The DRC is here to advocate for students and support faculty. Although it may seem contradictory to some that DRC’s goal is to team with faculty to accommodate the student, that is our true mission. We advocate for the students, but we are also available to consult with and assist faculty in meeting the University’s legal responsibilities to students with disabilities. We’re happy to:
- Answer any questions you may have about the accommodation process
- Mediate misunderstandings between students and faculty regarding approved accommodations
- Proctor your exams in our testing center
- Talk to your class(es) about accessibility-related issues
- Discuss new and different ways to accommodate students.
Additional Faculty Resources
A syllabus statement provides students with information necessary to request accommodations due to their disability/access need.
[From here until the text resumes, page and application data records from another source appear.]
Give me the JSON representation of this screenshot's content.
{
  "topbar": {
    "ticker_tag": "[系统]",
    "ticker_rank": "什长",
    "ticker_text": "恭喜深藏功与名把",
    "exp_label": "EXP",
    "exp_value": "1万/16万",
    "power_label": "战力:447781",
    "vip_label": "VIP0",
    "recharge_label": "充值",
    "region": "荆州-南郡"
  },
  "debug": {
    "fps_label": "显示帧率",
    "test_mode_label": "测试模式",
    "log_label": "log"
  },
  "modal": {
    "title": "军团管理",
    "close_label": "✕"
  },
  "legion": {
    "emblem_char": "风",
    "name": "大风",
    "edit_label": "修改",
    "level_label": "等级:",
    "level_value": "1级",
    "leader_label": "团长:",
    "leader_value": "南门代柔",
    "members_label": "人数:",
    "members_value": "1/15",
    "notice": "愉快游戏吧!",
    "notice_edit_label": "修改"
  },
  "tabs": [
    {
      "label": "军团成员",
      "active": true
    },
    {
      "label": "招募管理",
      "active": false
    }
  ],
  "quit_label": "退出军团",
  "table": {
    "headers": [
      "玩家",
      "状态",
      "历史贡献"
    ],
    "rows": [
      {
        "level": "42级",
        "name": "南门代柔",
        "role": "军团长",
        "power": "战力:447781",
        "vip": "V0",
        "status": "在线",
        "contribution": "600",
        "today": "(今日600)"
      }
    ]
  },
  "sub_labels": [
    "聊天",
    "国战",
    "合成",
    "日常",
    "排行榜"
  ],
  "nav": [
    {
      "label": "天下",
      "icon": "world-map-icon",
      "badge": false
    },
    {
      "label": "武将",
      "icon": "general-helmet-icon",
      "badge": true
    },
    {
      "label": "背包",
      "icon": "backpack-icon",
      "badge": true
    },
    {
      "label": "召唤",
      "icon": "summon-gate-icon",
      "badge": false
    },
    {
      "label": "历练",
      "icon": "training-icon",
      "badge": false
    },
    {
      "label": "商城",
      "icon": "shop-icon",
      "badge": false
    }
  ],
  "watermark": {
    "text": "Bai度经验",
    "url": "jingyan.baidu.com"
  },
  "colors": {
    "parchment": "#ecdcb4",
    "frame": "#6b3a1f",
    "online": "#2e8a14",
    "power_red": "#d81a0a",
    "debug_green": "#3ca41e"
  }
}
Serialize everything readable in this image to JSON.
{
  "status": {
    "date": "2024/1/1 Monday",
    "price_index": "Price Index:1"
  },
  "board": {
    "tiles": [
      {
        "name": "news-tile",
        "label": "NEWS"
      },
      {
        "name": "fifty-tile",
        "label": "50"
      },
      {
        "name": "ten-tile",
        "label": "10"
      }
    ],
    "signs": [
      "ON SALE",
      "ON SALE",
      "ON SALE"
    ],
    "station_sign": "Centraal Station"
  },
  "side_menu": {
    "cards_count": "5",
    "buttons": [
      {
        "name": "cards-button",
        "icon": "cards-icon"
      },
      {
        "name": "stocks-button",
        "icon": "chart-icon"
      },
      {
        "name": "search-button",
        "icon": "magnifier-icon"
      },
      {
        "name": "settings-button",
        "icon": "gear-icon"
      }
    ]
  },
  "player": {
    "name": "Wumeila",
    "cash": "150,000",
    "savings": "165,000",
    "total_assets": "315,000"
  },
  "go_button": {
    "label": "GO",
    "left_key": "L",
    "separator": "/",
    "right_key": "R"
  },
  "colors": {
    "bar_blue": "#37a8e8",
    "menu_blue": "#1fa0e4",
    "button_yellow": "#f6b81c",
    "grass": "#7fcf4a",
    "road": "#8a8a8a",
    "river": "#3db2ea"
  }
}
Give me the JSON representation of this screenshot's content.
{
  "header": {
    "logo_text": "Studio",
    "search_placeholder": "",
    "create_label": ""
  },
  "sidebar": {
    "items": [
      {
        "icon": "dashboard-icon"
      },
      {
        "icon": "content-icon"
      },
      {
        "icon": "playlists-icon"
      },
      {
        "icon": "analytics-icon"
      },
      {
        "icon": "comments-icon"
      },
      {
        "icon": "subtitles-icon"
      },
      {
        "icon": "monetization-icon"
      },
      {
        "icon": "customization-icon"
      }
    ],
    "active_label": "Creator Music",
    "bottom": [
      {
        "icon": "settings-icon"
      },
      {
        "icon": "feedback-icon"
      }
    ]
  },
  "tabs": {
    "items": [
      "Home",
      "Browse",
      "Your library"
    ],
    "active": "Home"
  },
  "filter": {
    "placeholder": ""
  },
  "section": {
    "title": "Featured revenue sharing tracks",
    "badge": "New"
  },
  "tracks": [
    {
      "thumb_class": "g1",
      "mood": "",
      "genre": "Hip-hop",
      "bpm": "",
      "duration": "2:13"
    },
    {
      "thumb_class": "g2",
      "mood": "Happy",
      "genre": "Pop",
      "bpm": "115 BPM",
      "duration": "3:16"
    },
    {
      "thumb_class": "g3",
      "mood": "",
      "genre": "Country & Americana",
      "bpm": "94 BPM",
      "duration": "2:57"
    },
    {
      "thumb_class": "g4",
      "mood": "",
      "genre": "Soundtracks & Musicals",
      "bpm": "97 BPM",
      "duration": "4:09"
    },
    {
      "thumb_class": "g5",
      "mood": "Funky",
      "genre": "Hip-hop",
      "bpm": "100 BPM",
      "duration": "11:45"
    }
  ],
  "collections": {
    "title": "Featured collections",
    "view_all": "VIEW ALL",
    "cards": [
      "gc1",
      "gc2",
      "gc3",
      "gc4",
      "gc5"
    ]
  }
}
Any student with a documented disability/access need requiring accommodations should make arrangements through the Disability Resource Center (DRC). A sample statement is provided below:
Montclair State University is committed to assisting students with disabilities/access needs in receiving accommodations necessary to equalize access. Students who may need accommodations based on a documented condition must self-disclose and initiate the request to the Disability Resource Center (DRC). The student is responsible for providing the DRC with documentation of their diagnosed condition(s) that meets DRC guidelines for review. An intake meeting will take place with the student and a DRC counselor to determine reasonable accommodations. Please know that accommodations require time to implement and are not set in place until we meet with a student. For more information, please contact the Disability Resource Center by email: firstname.lastname@example.org or phone (973) 655-5431.
In collaboration with Instructional Technology and Design Services (ITDS), the DRC provides training to faculty and staff to assist them in learning what is required to make documents and course materials accessible. Included in this effort is the Digital Accessibility Initiative, ensuring that people with access needs have an opportunity equal to those of their nondisabled peers to participate in the University’s programs, benefits, and services, including those delivered through electronic and information technology.
Additional assistance to create accessible course materials is available through ITDS and listed below:
ACCESSCollege: The Faculty Room
The Faculty Room is a space for faculty and administrators at post secondary institutions to learn about how to create classroom environments and academic activities that maximize the learning of all students, including those with disabilities.
The Disability, Awareness, Training, and Empowerment (DATE) takes a broad perspective in examining the activities, attitudes, myths, misunderstandings, technologies, and pedagogical practices that can limit inclusion in the university setting. In a 90-minute, highly interactive session, attendees will gain a better understanding of disability law; the rights and responsibilities of the institution, its faculty, staff, and students; and best practices for inclusion for individuals with disabilities. Unless otherwise listed, training is open to all students, faculty and staff with an interest in creating and promoting inclusivity and access.